Jewish Leaders Throughout the Ages

11-12 February 2007
Sydney, New South Wales, Australia

Organized by the Australian Association of Jewish Studies, this conference concentrates on Jewish leadership from ancient times to the present day. This is an interdisciplinary conference relating to history, literature, and the arts. For information, see the website at: www.judaica.library.usyd.edu.au/notices.

International Conference on Religious Festivals in Southeast Asia

16-18 February 2007
Riverside, California

Organized by the University of California, Riverside, this conference will explore festivals as embodied narratives in which connections between religion and nationalism, globality and locality, and tourism and politics are drawn— urgent issues that invite careful unfoldings in SEA studies today. Festivals from (Buddhist) Thailand to (Muslim) Indonesia and (Catholic) Philippines demonstrate the powerful ability and impulse of communities to localize outside influences, a process of assimilation that has distinguished the region as a whole from elsewhere. For information, contact Dr. Patrick Alcedo or visit the website at: www.complitforlang.ucr.edu/people/faculty/maier.

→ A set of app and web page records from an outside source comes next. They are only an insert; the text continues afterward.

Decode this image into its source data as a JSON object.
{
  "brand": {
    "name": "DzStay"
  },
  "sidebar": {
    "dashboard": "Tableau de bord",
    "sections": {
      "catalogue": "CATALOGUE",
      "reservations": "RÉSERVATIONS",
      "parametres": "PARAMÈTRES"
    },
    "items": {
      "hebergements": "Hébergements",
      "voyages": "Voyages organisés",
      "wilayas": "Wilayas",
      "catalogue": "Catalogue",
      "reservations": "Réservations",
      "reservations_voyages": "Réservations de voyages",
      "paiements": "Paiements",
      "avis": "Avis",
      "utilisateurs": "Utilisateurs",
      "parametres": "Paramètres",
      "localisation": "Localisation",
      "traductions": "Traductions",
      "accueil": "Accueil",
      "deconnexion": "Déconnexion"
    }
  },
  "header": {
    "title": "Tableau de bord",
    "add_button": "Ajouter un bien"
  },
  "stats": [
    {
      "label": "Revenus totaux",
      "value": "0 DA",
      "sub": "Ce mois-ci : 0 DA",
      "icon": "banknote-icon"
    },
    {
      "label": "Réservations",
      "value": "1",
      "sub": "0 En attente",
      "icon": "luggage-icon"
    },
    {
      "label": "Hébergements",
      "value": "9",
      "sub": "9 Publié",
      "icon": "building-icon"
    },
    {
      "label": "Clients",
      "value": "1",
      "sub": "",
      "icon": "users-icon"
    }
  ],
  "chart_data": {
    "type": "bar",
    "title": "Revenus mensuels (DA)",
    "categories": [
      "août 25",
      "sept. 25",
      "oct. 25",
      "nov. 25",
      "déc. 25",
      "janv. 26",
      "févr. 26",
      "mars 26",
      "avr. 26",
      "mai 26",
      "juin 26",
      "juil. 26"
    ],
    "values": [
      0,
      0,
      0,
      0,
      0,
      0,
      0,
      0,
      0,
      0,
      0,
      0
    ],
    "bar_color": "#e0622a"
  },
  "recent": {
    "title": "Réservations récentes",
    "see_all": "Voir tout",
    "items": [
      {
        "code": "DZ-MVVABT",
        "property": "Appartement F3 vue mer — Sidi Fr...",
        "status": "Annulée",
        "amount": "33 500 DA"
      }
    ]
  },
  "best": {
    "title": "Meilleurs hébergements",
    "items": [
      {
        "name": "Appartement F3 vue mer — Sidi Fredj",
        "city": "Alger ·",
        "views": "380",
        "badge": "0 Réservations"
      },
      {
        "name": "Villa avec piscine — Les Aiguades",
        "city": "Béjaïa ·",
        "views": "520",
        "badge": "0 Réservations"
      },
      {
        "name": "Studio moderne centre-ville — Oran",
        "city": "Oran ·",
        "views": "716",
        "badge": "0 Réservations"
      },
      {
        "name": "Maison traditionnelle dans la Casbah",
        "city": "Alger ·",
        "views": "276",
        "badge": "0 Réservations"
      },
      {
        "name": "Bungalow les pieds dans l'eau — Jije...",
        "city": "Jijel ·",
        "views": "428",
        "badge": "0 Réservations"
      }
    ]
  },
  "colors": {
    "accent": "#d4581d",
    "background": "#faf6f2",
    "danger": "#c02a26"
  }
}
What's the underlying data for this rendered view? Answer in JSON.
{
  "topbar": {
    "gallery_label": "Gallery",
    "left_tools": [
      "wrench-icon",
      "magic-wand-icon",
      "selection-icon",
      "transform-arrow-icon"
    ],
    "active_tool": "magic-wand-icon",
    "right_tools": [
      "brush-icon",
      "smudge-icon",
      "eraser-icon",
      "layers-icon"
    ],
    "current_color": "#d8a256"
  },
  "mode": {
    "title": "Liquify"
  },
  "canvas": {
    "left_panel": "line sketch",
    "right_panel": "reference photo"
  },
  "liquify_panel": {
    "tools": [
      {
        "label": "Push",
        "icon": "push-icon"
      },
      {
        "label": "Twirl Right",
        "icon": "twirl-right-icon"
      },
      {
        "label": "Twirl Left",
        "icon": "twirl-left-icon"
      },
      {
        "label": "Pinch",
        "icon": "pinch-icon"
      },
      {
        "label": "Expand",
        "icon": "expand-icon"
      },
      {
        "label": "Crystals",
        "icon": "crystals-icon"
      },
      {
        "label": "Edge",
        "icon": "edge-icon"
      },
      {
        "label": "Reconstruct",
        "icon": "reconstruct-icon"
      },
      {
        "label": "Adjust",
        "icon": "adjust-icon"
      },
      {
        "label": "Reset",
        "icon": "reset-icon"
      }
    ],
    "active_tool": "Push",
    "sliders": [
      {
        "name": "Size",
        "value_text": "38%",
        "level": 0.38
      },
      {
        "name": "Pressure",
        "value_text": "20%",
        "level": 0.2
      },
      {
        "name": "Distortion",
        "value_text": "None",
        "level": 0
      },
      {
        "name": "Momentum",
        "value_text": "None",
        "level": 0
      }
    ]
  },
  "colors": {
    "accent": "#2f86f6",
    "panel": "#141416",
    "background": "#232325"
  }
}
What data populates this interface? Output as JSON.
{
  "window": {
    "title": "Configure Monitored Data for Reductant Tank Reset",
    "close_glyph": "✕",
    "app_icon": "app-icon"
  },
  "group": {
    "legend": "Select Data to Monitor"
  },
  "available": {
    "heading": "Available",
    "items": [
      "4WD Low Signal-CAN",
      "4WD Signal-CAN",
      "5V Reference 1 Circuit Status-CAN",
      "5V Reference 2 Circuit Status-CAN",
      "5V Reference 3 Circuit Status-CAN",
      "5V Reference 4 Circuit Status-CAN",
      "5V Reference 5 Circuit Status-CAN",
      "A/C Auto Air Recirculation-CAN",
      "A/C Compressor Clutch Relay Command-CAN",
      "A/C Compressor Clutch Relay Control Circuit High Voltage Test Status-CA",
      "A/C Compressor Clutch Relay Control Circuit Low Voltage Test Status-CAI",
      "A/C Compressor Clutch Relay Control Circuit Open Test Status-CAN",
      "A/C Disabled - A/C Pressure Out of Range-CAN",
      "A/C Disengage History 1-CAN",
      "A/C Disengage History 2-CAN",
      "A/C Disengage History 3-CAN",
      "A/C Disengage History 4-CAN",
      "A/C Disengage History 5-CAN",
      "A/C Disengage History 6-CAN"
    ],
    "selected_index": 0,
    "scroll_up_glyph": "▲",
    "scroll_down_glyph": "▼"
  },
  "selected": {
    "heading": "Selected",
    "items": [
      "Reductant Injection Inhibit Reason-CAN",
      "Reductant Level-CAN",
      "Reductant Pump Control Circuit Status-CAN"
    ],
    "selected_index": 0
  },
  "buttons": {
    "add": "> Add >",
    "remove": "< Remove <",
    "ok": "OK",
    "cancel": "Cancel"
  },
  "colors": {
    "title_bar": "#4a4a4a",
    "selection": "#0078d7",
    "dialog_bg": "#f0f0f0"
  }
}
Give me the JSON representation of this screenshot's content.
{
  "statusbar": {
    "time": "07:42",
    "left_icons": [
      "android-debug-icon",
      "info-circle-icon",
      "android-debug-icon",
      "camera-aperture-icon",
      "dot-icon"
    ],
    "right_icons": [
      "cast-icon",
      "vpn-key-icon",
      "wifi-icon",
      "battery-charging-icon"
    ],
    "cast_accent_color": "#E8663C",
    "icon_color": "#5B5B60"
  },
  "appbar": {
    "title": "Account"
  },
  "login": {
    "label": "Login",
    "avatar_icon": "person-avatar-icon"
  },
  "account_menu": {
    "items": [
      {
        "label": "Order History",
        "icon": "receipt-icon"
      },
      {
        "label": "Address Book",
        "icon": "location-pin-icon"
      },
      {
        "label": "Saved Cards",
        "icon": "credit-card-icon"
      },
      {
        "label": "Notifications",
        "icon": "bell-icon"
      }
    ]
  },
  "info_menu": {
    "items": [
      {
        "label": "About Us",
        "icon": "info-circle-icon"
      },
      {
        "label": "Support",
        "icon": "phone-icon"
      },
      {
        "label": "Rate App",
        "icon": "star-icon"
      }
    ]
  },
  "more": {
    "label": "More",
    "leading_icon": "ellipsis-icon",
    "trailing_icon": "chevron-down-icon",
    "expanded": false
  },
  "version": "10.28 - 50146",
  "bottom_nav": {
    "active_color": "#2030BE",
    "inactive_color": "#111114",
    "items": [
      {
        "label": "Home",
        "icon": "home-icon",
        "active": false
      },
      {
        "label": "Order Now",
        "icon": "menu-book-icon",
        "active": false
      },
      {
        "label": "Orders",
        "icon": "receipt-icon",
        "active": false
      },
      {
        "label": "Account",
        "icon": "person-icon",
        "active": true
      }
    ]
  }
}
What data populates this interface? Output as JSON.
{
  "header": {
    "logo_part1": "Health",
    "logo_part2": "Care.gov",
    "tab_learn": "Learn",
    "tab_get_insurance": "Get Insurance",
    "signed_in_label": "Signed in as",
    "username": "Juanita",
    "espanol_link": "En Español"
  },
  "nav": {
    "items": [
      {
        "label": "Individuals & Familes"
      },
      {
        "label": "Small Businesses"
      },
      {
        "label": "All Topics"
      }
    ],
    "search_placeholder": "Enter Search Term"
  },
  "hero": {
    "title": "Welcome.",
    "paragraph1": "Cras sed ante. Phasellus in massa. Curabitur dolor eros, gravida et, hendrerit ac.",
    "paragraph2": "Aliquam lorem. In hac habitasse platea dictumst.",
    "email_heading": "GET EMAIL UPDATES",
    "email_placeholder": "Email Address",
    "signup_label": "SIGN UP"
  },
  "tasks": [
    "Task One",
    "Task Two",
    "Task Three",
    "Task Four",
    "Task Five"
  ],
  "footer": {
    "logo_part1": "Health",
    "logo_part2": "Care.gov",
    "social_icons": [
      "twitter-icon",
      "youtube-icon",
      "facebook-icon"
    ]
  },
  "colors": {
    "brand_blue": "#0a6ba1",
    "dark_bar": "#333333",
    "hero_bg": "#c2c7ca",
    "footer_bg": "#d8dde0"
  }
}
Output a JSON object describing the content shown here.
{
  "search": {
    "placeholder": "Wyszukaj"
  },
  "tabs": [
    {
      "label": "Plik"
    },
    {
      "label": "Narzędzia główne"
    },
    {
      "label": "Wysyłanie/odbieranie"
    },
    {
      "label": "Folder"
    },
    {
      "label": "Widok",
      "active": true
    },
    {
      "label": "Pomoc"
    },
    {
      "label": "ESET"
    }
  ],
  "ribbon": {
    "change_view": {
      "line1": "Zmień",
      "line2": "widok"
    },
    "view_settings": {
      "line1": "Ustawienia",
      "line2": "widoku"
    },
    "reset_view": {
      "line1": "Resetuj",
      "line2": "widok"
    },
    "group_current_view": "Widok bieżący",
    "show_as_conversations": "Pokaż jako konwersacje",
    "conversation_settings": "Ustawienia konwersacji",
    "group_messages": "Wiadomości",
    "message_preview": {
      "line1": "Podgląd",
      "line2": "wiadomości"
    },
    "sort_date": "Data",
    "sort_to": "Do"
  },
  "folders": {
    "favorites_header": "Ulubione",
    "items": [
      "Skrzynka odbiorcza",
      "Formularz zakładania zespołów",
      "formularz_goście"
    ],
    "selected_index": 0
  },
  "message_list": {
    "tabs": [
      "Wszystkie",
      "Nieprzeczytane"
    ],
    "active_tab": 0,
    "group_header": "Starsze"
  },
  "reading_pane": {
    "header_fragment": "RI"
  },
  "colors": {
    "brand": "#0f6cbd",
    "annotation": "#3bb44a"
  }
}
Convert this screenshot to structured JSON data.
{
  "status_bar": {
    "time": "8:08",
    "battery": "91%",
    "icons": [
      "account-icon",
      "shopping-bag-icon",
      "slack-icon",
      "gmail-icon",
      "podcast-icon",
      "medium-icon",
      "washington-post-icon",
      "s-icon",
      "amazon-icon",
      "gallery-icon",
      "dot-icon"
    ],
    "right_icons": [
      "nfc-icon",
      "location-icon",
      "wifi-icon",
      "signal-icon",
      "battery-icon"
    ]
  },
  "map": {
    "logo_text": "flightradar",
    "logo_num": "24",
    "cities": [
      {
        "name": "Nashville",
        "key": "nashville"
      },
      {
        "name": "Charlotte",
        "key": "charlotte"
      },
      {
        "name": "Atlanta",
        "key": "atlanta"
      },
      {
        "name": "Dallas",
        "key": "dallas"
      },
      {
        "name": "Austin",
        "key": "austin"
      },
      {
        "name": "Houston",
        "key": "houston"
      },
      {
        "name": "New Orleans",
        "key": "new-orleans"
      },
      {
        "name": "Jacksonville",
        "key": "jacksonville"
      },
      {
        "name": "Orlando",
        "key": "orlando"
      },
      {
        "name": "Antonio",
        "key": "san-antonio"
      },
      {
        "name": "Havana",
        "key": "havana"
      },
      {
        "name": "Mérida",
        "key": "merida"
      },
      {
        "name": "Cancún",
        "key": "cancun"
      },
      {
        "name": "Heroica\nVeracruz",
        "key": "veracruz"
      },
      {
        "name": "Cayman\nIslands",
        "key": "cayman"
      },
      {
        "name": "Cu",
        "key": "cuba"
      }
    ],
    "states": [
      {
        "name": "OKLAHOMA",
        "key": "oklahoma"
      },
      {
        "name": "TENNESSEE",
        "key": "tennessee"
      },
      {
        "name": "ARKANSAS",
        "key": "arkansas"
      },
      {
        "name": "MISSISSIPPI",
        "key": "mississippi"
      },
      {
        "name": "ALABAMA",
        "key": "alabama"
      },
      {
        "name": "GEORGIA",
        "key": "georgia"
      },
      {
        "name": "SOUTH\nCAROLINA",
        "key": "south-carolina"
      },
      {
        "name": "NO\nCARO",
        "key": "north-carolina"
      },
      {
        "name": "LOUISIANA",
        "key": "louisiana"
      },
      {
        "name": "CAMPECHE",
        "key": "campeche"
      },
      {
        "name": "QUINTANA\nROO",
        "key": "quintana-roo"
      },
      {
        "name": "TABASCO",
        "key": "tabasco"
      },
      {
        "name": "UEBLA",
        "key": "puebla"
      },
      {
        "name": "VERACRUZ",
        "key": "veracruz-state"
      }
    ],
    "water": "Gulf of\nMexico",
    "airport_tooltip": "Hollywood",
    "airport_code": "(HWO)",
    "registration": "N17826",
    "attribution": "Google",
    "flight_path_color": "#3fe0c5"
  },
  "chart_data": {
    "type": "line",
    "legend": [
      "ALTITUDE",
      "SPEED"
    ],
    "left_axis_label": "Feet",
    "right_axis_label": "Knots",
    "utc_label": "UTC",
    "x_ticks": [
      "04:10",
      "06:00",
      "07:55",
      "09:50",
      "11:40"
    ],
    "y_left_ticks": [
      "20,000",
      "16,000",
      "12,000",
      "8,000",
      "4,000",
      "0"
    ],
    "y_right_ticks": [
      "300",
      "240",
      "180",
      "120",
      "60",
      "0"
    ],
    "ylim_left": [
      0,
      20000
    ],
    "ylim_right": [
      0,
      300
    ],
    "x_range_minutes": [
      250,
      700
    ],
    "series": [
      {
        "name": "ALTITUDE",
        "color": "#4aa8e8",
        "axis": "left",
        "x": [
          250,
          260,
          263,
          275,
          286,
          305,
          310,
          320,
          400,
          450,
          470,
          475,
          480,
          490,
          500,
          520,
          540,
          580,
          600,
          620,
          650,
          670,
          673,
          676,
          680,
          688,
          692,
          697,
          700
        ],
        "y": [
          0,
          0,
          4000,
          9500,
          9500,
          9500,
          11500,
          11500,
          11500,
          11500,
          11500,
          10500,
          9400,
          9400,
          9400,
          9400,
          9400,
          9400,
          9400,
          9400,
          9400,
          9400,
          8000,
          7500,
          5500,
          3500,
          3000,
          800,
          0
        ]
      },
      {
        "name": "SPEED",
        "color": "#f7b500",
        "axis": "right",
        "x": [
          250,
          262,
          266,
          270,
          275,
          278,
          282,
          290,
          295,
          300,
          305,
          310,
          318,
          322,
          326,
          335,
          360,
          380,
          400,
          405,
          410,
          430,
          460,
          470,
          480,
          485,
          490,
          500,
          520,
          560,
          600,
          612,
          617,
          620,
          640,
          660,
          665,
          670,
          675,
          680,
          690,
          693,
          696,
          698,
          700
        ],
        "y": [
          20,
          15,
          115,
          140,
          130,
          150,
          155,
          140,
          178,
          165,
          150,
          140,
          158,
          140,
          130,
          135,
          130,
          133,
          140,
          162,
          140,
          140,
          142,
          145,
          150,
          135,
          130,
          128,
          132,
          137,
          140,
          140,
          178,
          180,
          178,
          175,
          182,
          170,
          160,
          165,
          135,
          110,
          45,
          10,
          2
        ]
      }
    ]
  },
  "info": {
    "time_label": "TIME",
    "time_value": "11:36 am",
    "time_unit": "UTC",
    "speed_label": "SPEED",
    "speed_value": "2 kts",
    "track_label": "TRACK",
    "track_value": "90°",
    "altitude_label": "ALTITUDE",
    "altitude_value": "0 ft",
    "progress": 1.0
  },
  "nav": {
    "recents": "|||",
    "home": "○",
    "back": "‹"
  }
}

Themes in Wesleyan and Catholic Thought

1 March 2007
Olivet Nazarene University
Bourbonnais, Illinois

The Wesleyan Philosophical Society in conjunction with the Society of the Study of Psychology and Wesleyan Thought will meet to discuss topics which include, but are not limited to, philosophy of God, moral theology, responses to papal encyclicals, nature and grace, spirituality, or just war theory versus pacifism. For information, contact Brint Montgomery at Brint@snu.edu.

Keeping Faith: Religious Belief and Political Economy

19-21 April 2007
Duke University
Durham, North Carolina

This conference will focus on efforts by European and North American economists from roughly 1800-1950 to include their religious beliefs in the economic analysis. It is part of Duke’s History of Political Economy (HOPE) series. Contact: Bradley Bateman, Department of Economics, Grinnell College, Grinnell, IA 50112-1690; tel.: (641) 269-3145 for information.

The Amish in America: New Identities and Diversities: An International Conference

7-9 June 2007
The Young Center of Elizabethtown College
Elizabethtown, Pennsylvania

This conference will address the changing nature of Amish identity and the growing cultural diversity of Amish life in North America. Scholars from varied academic disciplines as well as practitioners who provide services to the Amish will participate. Presentations will cover historical as well as contemporary themes. Supported by the National Endowment for the Humanities, it is part of a three-year collaborative research project on Amish identity and diversity being conducted by the Young Center. Registration will begin in January 2007. The conference is open to the public.